Author: Natalia Ginzburg
Publisher: Skyhorse Publishing Inc.
In this collection of her finest and best-known short essays, Natalia Ginzburg explores both the mundane details and inescapable catastrophes of personal life with the grace and wit that have assured her rightful place in the pantheon of classic mid-century authors. Whether she writes of the loss of a friend, Cesare Pavese; or what is inexpugnable of World War II; or the Abruzzi, where she and her first husband lived in forced residence under Fascist rule; or the importance of silence in our society; or her vocation as a writer; or even a pair of worn-out shoes, Ginzburg brings to her reflections the wisdom of a survivor and the spare, wry, and poetically resonant style her readers have come to recognize. "A glowing light of modern Italian literature . . . Ginzburg's magic is the utter simplicity of her prose, suddenly illuminated by one word that makes a lightning streak of a plain phrase. . . . As direct and clean as if it were carved in stone, it yet speaks thoughts of the heart.' — The New York Times Book Review
Author: David Marsh
Publisher: Yale University Press
This book is the first comprehensive political and economic account of the birth and development of the Euro. Today the Euro is the supranational currency for sixteen European countries and the world's second-largest reserve currency. David Marsh tells the story of the rivalries, intrigues, and deal making that brought about a currency for Europe, and he analyzes the achievements and shortcomings of its first decade of existence. While the Euro represents a remarkable triumph of political will, great pressures are building on the single currency. Drawing on more than 100 interviews with leading figures associated with the Euro, and scores of secret documents from international archives, Marsh underscores the Euro's importance for the global economy, in particular for U.S. and British economic and political agendas. Hidden facts and fresh insights from "The Euro" --How the legacy of France and Germany's tortuous relations affects the Euro--Why the United Kingdom is unlikely to accept the Euro before 2025--The impact on the Euro of the U.S. credit crisis--How the Euro has rebounded against the aspirations of its founders--How Italy and Spain have massively lost competitiveness--Why radical changes must be adopted to prevent a European upheaval
Why Read Marx Today?
Author: Jonathan Wolff
Publisher: OUP Oxford

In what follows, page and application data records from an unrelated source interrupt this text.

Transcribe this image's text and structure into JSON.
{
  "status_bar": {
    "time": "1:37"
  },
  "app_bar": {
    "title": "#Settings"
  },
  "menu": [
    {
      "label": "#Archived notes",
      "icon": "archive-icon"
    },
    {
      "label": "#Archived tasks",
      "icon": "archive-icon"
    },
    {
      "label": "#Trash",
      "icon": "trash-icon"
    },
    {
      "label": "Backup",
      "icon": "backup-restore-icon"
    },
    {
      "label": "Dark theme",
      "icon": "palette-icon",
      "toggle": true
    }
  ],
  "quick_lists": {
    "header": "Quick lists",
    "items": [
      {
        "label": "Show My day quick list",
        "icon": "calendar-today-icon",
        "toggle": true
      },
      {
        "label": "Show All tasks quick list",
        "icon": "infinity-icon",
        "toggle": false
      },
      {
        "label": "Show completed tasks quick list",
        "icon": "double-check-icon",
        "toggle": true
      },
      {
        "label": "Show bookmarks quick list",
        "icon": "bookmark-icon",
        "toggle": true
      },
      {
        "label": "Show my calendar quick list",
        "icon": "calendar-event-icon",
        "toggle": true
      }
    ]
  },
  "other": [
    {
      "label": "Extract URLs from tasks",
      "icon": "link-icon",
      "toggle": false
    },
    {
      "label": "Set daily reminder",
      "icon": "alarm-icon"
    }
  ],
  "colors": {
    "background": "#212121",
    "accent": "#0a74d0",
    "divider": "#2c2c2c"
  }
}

'All too often, Karl Marx has been regarded as a demon or a deity - or a busted flush. This fresh, provocative, and hugely enjoyable book explains why, for all his shortcomings, his critique of modern society remains forcefully relevant even in the twenty-first century.' Francis Wheen, author of Karl Marx In recent years we could be forgiven for assuming that Marx has nothing left to say to us. Marxist regimes have failed miserably, and with them, it seemed, all reason to take Marx seriously. The fall of the Berlin Wall had enormous symbolic resonance: it was taken to be the fall of Marx as well as of Marxist politics and economics. This timely book argues that we can detach Marx the critic of current society from Marx the prophet of future society, and that he remains the most impressive critic we have of liberal, capitalist, bourgeois society. It also shows that the value of the 'great thinkers' does not depend on their views being true, but on other features such as their originality, insight, and systematic vision. On this account too Marx still richly deserves to be read.